    I can’t argue against any of your points, but I think in this case the biggest impediment has always been price; in fact the prices seem to be climbing with time. It wasn’t just very expensive, it was laughably expensive. Consider that you can buy a new bike from Walmart for $90. That makes the Segway approximately 90X to 100X more expensive than its competition. And it doesn’t even offer the exercise benefit that you get with bicycling. The good news is that we’ll see a lot of exciting innovation in this vehicle style when the Segway patents expire in a few years.

  • Manuel Hernandez

    Really good insights, thanks.

  • Jonas

    Straight to the point. Thank you.

  • nogoodnews

    I remember the first time I saw the Segway… and while it was impressive that you could “stand and go…” the problems I had (1) I wouldn’t be caught dead on it because it was VERY unattractive (I mean… gray … really?) .. and (2) where the heck do I put it when I reach my destination? (3) $$$$$ – bus is cheaper and easier – LOL.

  • tjejojyj

    What about the Chinese made clones that persist today? I saw an ad for some in the side bar of a page this evening. Segway maybe dead but the invention is not.

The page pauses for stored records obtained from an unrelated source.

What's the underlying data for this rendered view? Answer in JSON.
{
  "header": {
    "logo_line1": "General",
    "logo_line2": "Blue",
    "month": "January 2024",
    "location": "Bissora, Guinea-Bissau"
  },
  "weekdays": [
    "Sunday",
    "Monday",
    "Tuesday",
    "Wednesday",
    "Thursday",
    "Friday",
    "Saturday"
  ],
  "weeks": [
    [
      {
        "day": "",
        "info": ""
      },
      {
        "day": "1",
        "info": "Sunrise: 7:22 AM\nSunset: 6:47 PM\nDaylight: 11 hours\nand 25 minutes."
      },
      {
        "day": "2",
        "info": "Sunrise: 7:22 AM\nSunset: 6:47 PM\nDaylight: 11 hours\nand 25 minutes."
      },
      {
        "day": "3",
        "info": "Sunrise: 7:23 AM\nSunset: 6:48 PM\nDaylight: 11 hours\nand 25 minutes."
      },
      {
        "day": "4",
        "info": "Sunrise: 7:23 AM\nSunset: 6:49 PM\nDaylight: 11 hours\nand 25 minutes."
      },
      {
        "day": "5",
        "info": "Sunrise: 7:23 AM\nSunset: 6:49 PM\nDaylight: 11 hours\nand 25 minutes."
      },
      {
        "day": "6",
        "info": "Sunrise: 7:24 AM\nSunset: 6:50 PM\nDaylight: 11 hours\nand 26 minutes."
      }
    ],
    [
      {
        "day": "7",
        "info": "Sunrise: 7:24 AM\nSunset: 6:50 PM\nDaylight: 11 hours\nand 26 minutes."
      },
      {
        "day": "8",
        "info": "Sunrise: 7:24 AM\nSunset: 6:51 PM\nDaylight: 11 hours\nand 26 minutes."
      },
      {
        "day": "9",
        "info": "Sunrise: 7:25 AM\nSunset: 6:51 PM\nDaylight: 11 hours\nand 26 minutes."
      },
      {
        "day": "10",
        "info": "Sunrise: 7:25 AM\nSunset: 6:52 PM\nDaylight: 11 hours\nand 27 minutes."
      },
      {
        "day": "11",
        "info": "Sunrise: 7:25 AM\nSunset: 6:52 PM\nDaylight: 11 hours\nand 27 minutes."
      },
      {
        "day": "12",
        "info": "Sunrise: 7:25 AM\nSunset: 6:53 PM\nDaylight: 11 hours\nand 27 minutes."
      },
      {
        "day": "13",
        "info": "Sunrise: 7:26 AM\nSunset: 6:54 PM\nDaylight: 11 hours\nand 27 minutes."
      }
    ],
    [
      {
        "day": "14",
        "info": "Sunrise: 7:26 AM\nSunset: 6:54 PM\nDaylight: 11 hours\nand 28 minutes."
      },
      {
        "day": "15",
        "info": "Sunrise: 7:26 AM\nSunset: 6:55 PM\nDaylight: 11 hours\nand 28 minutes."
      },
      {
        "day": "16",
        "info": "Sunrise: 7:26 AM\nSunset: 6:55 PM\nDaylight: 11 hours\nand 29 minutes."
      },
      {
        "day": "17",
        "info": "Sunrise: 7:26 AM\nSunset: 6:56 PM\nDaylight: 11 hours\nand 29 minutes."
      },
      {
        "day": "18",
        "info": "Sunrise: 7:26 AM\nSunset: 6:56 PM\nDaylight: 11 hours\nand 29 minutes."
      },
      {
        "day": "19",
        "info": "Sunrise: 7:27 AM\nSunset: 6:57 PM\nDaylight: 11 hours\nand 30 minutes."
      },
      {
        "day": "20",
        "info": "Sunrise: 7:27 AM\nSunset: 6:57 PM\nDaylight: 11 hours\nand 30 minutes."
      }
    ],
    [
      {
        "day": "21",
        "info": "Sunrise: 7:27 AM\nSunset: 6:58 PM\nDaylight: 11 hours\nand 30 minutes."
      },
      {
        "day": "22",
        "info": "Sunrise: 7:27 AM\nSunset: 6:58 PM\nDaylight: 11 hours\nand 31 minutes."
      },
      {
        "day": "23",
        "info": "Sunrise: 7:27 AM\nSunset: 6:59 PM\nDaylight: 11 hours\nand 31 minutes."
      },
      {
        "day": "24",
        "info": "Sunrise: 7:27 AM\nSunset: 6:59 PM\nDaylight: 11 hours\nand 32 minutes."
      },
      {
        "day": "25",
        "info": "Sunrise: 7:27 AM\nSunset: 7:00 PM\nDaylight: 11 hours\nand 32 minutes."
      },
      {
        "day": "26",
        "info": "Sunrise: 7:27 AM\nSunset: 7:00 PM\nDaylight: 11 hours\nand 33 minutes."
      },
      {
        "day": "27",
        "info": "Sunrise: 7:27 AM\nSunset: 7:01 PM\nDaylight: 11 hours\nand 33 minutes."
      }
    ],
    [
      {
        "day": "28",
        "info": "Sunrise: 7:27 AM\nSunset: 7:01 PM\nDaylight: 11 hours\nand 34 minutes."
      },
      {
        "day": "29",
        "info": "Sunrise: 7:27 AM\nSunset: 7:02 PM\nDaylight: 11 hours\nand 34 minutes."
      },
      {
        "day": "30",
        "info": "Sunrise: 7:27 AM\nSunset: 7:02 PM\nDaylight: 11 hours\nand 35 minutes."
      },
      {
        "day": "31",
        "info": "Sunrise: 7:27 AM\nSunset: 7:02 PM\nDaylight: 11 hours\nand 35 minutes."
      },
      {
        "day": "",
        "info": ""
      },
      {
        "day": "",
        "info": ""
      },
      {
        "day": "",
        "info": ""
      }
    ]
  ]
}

    I see electric scooters everywhere too which have a similar function but have less parking problems. They do have similar legal issues. I would have thought as cities build bike paths the intermediate running surface for them was also coming into existence.